I have a lot of opinions about reality TV. I tend to avoid it as a general rule, not because I don't like it, but because I believe that allowing producers to profit from more cheaply produced reality shows could have dramatic implications for Australia's creative industries. Simply put, if the bosses in an underfunded industry realise that people will volunteer to be exploited on camera for free (or the mere chance of a prize) and that they don't have to go through the added expense of hiring writers, actors etc, they won't hire those people. Which, if it goes on for long enough, means no more jobs for writers and actors in Australian television, and no more original content for viewers of Australian television. Bad.

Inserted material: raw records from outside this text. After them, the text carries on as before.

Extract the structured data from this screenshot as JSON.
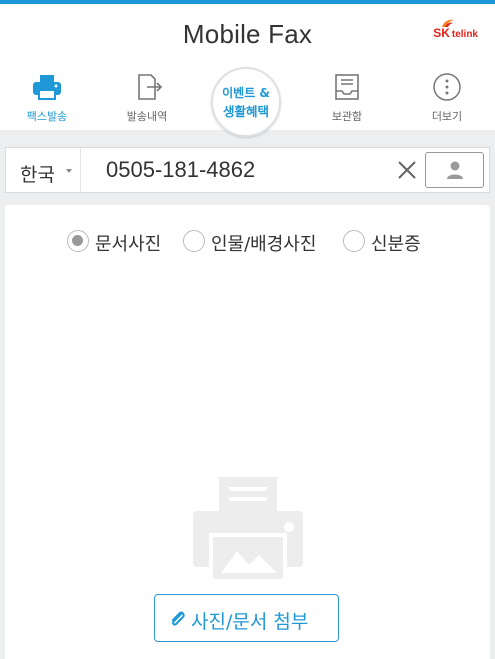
{
  "app": {
    "title": "Mobile Fax",
    "brand": {
      "sk": "SK",
      "telink": "telink"
    },
    "accent_color": "#1e98d6",
    "brand_color": "#e2231a"
  },
  "nav": {
    "items": [
      {
        "label": "팩스발송",
        "icon": "fax-printer-icon",
        "active": true
      },
      {
        "label": "발송내역",
        "icon": "send-history-icon",
        "active": false
      },
      {
        "label": "보관함",
        "icon": "storage-box-icon",
        "active": false
      },
      {
        "label": "더보기",
        "icon": "more-dots-icon",
        "active": false
      }
    ],
    "event": {
      "line1": "이벤트 &",
      "line2": "생활혜택"
    }
  },
  "recipient": {
    "country": "한국",
    "phone_number": "0505-181-4862",
    "clear_icon": "close-icon",
    "contact_icon": "person-icon"
  },
  "attach_type": {
    "options": [
      "문서사진",
      "인물/배경사진",
      "신분증"
    ],
    "selected": "문서사진"
  },
  "attach_button": {
    "label": "사진/문서 첨부",
    "icon": "paperclip-icon"
  },
  "illustration": "fax-machine-icon"
}
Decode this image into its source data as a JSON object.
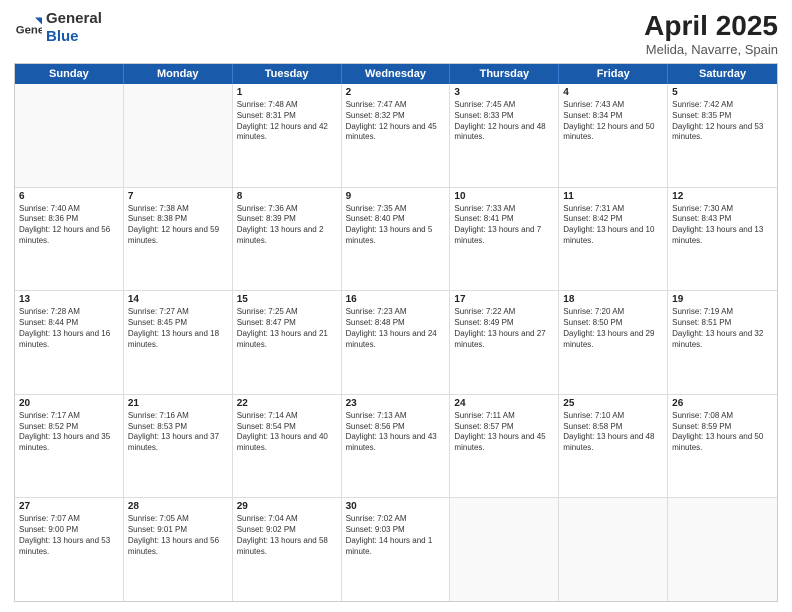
{
  "header": {
    "logo_general": "General",
    "logo_blue": "Blue",
    "month_year": "April 2025",
    "location": "Melida, Navarre, Spain"
  },
  "weekdays": [
    "Sunday",
    "Monday",
    "Tuesday",
    "Wednesday",
    "Thursday",
    "Friday",
    "Saturday"
  ],
  "rows": [
    [
      {
        "day": "",
        "text": ""
      },
      {
        "day": "",
        "text": ""
      },
      {
        "day": "1",
        "text": "Sunrise: 7:48 AM\nSunset: 8:31 PM\nDaylight: 12 hours and 42 minutes."
      },
      {
        "day": "2",
        "text": "Sunrise: 7:47 AM\nSunset: 8:32 PM\nDaylight: 12 hours and 45 minutes."
      },
      {
        "day": "3",
        "text": "Sunrise: 7:45 AM\nSunset: 8:33 PM\nDaylight: 12 hours and 48 minutes."
      },
      {
        "day": "4",
        "text": "Sunrise: 7:43 AM\nSunset: 8:34 PM\nDaylight: 12 hours and 50 minutes."
      },
      {
        "day": "5",
        "text": "Sunrise: 7:42 AM\nSunset: 8:35 PM\nDaylight: 12 hours and 53 minutes."
      }
    ],
    [
      {
        "day": "6",
        "text": "Sunrise: 7:40 AM\nSunset: 8:36 PM\nDaylight: 12 hours and 56 minutes."
      },
      {
        "day": "7",
        "text": "Sunrise: 7:38 AM\nSunset: 8:38 PM\nDaylight: 12 hours and 59 minutes."
      },
      {
        "day": "8",
        "text": "Sunrise: 7:36 AM\nSunset: 8:39 PM\nDaylight: 13 hours and 2 minutes."
      },
      {
        "day": "9",
        "text": "Sunrise: 7:35 AM\nSunset: 8:40 PM\nDaylight: 13 hours and 5 minutes."
      },
      {
        "day": "10",
        "text": "Sunrise: 7:33 AM\nSunset: 8:41 PM\nDaylight: 13 hours and 7 minutes."
      },
      {
        "day": "11",
        "text": "Sunrise: 7:31 AM\nSunset: 8:42 PM\nDaylight: 13 hours and 10 minutes."
      },
      {
        "day": "12",
        "text": "Sunrise: 7:30 AM\nSunset: 8:43 PM\nDaylight: 13 hours and 13 minutes."
      }
    ],
    [
      {
        "day": "13",
        "text": "Sunrise: 7:28 AM\nSunset: 8:44 PM\nDaylight: 13 hours and 16 minutes."
      },
      {
        "day": "14",
        "text": "Sunrise: 7:27 AM\nSunset: 8:45 PM\nDaylight: 13 hours and 18 minutes."
      },
      {
        "day": "15",
        "text": "Sunrise: 7:25 AM\nSunset: 8:47 PM\nDaylight: 13 hours and 21 minutes."
      },
      {
        "day": "16",
        "text": "Sunrise: 7:23 AM\nSunset: 8:48 PM\nDaylight: 13 hours and 24 minutes."
      },
      {
        "day": "17",
        "text": "Sunrise: 7:22 AM\nSunset: 8:49 PM\nDaylight: 13 hours and 27 minutes."
      },
      {
        "day": "18",
        "text": "Sunrise: 7:20 AM\nSunset: 8:50 PM\nDaylight: 13 hours and 29 minutes."
      },
      {
        "day": "19",
        "text": "Sunrise: 7:19 AM\nSunset: 8:51 PM\nDaylight: 13 hours and 32 minutes."
      }
    ],
    [
      {
        "day": "20",
        "text": "Sunrise: 7:17 AM\nSunset: 8:52 PM\nDaylight: 13 hours and 35 minutes."
      },
      {
        "day": "21",
        "text": "Sunrise: 7:16 AM\nSunset: 8:53 PM\nDaylight: 13 hours and 37 minutes."
      },
      {
        "day": "22",
        "text": "Sunrise: 7:14 AM\nSunset: 8:54 PM\nDaylight: 13 hours and 40 minutes."
      },
      {
        "day": "23",
        "text": "Sunrise: 7:13 AM\nSunset: 8:56 PM\nDaylight: 13 hours and 43 minutes."
      },
      {
        "day": "24",
        "text": "Sunrise: 7:11 AM\nSunset: 8:57 PM\nDaylight: 13 hours and 45 minutes."
      },
      {
        "day": "25",
        "text": "Sunrise: 7:10 AM\nSunset: 8:58 PM\nDaylight: 13 hours and 48 minutes."
      },
      {
        "day": "26",
        "text": "Sunrise: 7:08 AM\nSunset: 8:59 PM\nDaylight: 13 hours and 50 minutes."
      }
    ],
    [
      {
        "day": "27",
        "text": "Sunrise: 7:07 AM\nSunset: 9:00 PM\nDaylight: 13 hours and 53 minutes."
      },
      {
        "day": "28",
        "text": "Sunrise: 7:05 AM\nSunset: 9:01 PM\nDaylight: 13 hours and 56 minutes."
      },
      {
        "day": "29",
        "text": "Sunrise: 7:04 AM\nSunset: 9:02 PM\nDaylight: 13 hours and 58 minutes."
      },
      {
        "day": "30",
        "text": "Sunrise: 7:02 AM\nSunset: 9:03 PM\nDaylight: 14 hours and 1 minute."
      },
      {
        "day": "",
        "text": ""
      },
      {
        "day": "",
        "text": ""
      },
      {
        "day": "",
        "text": ""
      }
    ]
  ]
}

But recently I've noticed another side effect of those few, unavoidable viewings of shows like Australian Idol, Search for a Supermodel and all those other talent contest type things. In years past when I looked in the mirror and decided that I looked at least passable enough to go the pub, I believed it. When someone told me I had given a good performance, I believed them. But at some point I noticed that hey... those hideous creatures who audition for the modelling shows think they look good too...
At first, I shrugged off the idea. Those girls were deluded enough to slather on the facepaint and waltz right on to the set of a modelling show. Those bitches be trippin' right down the catwalk of crazy. I'm not going to go out and do anything like that, I don't need to worry myself with this kind of insecurity.
But then I noticed (it was on in the background, yeah?) just how many people on the reality shows live in a reality completely removed from anyone else's. Even the ones who don't seem overtly crazy (but not overtly talented either) have completely inflated ideas of their own abilities.
And then, through the wonders of television, you meet their family and it all makes sense.
If you've ever watched the earlier auditions on any of the 'Idol' shows, which you have because of course you have, you might have noticed that even the most tuneless, tone-deaf, singing suckhole seems to have at least four or five people around them to tell them that they truly are an amazing singer, that they're going to take the world by storm. These people are liars.
Don't get me wrong, they are well-intentioned liars. They've been brought up learning that a white lie is just dandy when it boosts someone's self-esteem, that self-esteem is always to be right at it's highest possible point, and that encouragement is something you are obliged to give someone. Plus, they like seeing the people they care about feel good about themselves. That's understandable. They think they're doing their friend/child/student the biggest of favours in sending them out into the world with confidence.
Of course it all becomes clear when the aspiring performer steps, alone, into the judges' arena and their whole world comes crashing down around them. They now have the word of industry experts that they can't sing to save their life, and the video footage (often screened repeatedly) to prove it. Not only do they have to deal with the fact that they are hopeless in the one area they've always been led to believe they are uniquely talented in, but they also have to deal with the knowledge that the people they care most about in the world lied to them. And that those lies eventually led to them being humiliated on national TV. You can see why so many of them prefer to cling to their delusions.
People seem to have this idea that 'encouragement' equals blind praise. In my amateur theatre days, nothing annoyed me more than the way praise and compliments were little more than social commodities. One person would get up to demonstrate their performance and the rest would clap and cheer, tell them they were brilliant, with the promise that if they replied enthusiastically enough, they too would receive the same treatment. Everybody likes to be told they're brilliant, none more so than amateur actors. The problem with this system presented itself if you happened to be the type of person who actually wants constructive criticism. How can you improve your performance if no-one will even tell you it wasn't your best yet? Believing that you have nothing to improve means that you don't work on it and, in extreme cases, leads to the kind of delusion you see every season of any given reality show.
So now I'm in a complicated position where I can no longer truly believe that a compliment is genuine. Did that person really like my singing, or do they just want a compliment in return? Do I really look nice, or is that person just telling me what they think I want to hear? Does it really require the risk of national humiliation (or at least smaller scale humiliation) to know if you really are good at something?
Welcome to the world of limitless insecurities, friends. I'm sure you will make yourself at home.
- Smackie Onassis, who assures you she is not fishing for compliments.